(Information supplied begins)

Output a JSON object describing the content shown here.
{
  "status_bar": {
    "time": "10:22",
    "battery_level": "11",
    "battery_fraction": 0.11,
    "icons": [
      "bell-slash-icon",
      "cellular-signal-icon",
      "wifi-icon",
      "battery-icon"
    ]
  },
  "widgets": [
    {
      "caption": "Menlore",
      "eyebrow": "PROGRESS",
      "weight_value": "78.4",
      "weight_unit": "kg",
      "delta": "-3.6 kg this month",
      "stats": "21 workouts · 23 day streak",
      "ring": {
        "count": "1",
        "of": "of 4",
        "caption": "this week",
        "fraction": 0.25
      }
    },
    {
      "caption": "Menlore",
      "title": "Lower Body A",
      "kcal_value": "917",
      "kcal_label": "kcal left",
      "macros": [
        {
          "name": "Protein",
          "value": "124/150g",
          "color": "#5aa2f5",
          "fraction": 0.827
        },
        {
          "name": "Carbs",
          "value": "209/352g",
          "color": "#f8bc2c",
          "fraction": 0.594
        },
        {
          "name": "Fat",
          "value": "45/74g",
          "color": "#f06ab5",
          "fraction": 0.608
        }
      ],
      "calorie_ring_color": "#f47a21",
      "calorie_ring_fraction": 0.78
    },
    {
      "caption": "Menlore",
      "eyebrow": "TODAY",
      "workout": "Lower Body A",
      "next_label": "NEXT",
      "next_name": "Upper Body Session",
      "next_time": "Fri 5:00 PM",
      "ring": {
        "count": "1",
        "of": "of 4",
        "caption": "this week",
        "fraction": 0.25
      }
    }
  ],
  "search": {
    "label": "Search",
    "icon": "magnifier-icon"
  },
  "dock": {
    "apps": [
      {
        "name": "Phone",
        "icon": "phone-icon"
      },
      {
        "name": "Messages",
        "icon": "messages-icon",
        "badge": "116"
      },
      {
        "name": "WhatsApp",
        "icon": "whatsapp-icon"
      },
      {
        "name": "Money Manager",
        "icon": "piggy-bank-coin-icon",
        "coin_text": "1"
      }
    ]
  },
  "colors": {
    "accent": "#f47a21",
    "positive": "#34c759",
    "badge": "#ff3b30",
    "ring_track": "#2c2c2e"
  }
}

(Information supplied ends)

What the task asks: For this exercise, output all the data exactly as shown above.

Reply:
Output a JSON object describing the content shown here.
{
  "status_bar": {
    "time": "10:22",
    "battery_level": "11",
    "battery_fraction": 0.11,
    "icons": [
      "bell-slash-icon",
      "cellular-signal-icon",
      "wifi-icon",
      "battery-icon"
    ]
  },
  "widgets": [
    {
      "caption": "Menlore",
      "eyebrow": "PROGRESS",
      "weight_value": "78.4",
      "weight_unit": "kg",
      "delta": "-3.6 kg this month",
      "stats": "21 workouts · 23 day streak",
      "ring": {
        "count": "1",
        "of": "of 4",
        "caption": "this week",
        "fraction": 0.25
      }
    },
    {
      "caption": "Menlore",
      "title": "Lower Body A",
      "kcal_value": "917",
      "kcal_label": "kcal left",
      "macros": [
        {
          "name": "Protein",
          "value": "124/150g",
          "color": "#5aa2f5",
          "fraction": 0.827
        },
        {
          "name": "Carbs",
          "value": "209/352g",
          "color": "#f8bc2c",
          "fraction": 0.594
        },
        {
          "name": "Fat",
          "value": "45/74g",
          "color": "#f06ab5",
          "fraction": 0.608
        }
      ],
      "calorie_ring_color": "#f47a21",
      "calorie_ring_fraction": 0.78
    },
    {
      "caption": "Menlore",
      "eyebrow": "TODAY",
      "workout": "Lower Body A",
      "next_label": "NEXT",
      "next_name": "Upper Body Session",
      "next_time": "Fri 5:00 PM",
      "ring": {
        "count": "1",
        "of": "of 4",
        "caption": "this week",
        "fraction": 0.25
      }
    }
  ],
  "search": {
    "label": "Search",
    "icon": "magnifier-icon"
  },
  "dock": {
    "apps": [
      {
        "name": "Phone",
        "icon": "phone-icon"
      },
      {
        "name": "Messages",
        "icon": "messages-icon",
        "badge": "116"
      },
      {
        "name": "WhatsApp",
        "icon": "whatsapp-icon"
      },
      {
        "name": "Money Manager",
        "icon": "piggy-bank-coin-icon",
        "coin_text": "1"
      }
    ]
  },
  "colors": {
    "accent": "#f47a21",
    "positive": "#34c759",
    "badge": "#ff3b30",
    "ring_track": "#2c2c2e"
  }
}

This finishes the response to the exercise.